#### [TRY IT]
Report, as a bare number, how many lines of the material below contain the word "content".

#### [MATERIAL SHOWN]
○ ○ ○
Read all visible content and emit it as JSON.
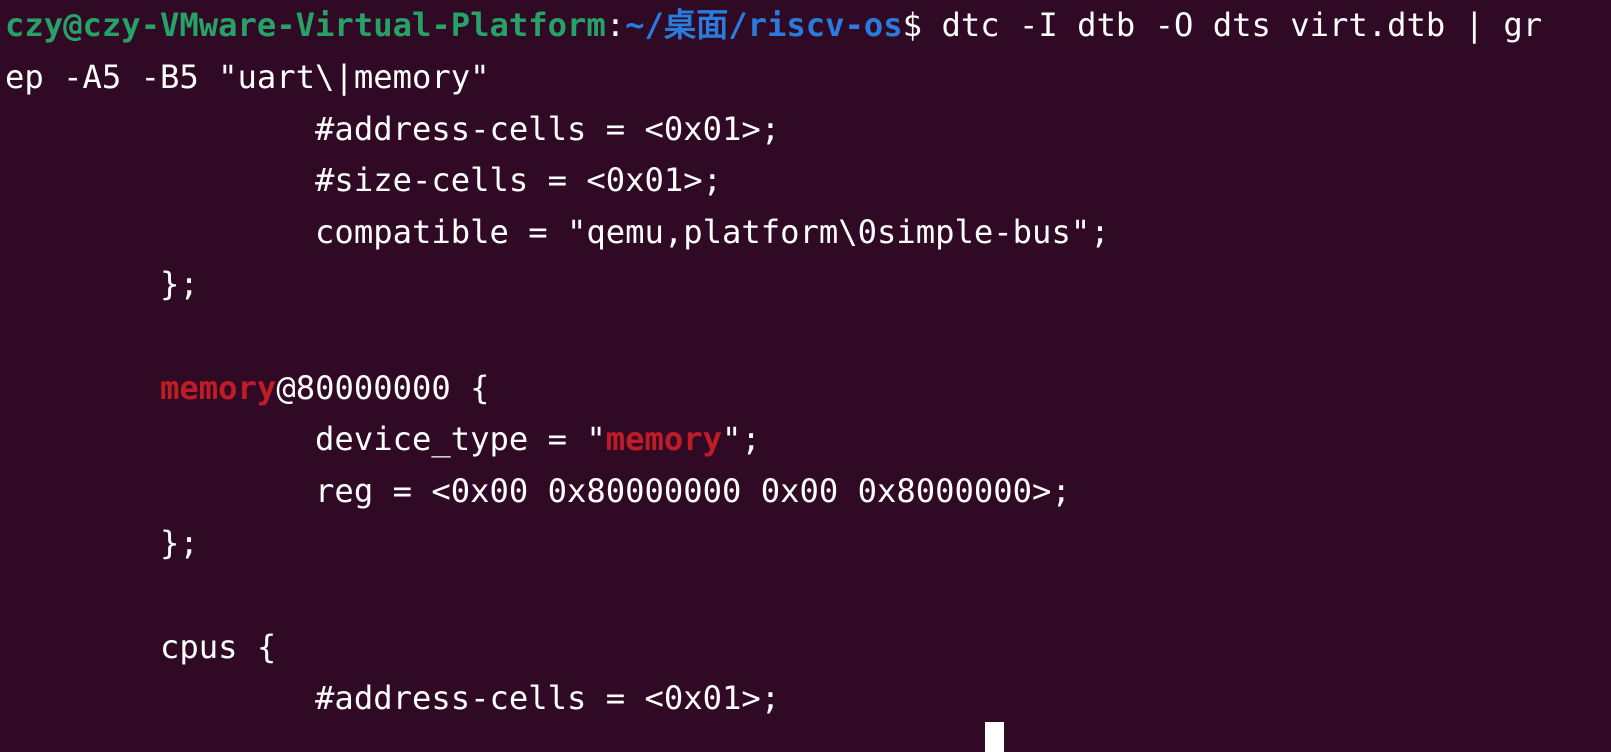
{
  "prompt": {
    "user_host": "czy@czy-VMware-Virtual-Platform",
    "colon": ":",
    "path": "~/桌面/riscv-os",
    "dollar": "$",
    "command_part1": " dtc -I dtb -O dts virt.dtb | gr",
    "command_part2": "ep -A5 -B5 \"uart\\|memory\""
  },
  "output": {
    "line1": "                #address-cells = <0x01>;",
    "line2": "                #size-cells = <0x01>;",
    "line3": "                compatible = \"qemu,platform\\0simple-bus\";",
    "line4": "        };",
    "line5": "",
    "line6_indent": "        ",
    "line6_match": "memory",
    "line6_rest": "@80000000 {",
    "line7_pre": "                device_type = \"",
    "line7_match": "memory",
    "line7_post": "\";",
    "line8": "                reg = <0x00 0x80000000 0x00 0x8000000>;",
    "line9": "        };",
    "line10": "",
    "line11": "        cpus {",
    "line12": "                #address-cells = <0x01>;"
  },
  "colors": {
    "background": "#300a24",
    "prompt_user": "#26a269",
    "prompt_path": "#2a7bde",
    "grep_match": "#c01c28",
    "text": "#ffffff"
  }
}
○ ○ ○
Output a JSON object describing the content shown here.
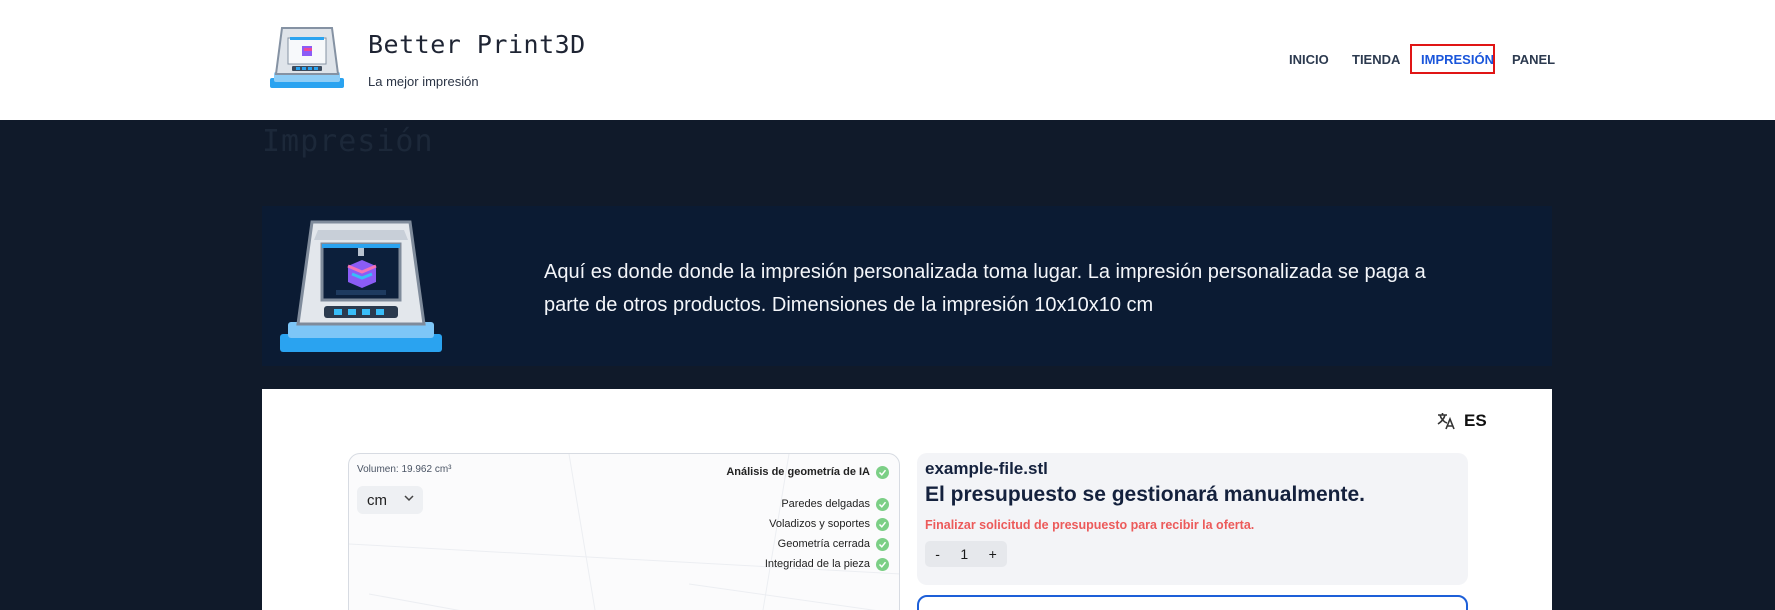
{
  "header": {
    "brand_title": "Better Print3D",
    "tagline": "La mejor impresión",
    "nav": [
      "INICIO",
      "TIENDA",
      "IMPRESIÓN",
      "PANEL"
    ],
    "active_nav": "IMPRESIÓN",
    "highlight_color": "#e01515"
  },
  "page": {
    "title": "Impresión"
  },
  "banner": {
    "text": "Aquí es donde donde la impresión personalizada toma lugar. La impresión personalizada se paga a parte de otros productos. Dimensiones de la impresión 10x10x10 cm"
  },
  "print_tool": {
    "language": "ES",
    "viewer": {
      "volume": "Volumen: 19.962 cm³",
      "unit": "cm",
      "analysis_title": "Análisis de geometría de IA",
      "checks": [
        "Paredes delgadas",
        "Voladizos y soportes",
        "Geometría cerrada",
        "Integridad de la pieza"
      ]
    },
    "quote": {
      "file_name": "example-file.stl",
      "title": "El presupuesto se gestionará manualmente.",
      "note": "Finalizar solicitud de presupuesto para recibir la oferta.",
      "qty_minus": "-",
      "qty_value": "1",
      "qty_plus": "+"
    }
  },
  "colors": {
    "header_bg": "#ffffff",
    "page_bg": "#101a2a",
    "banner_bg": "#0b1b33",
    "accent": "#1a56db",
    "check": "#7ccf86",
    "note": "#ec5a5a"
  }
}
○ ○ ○
#### [TASK OUTPUT]
2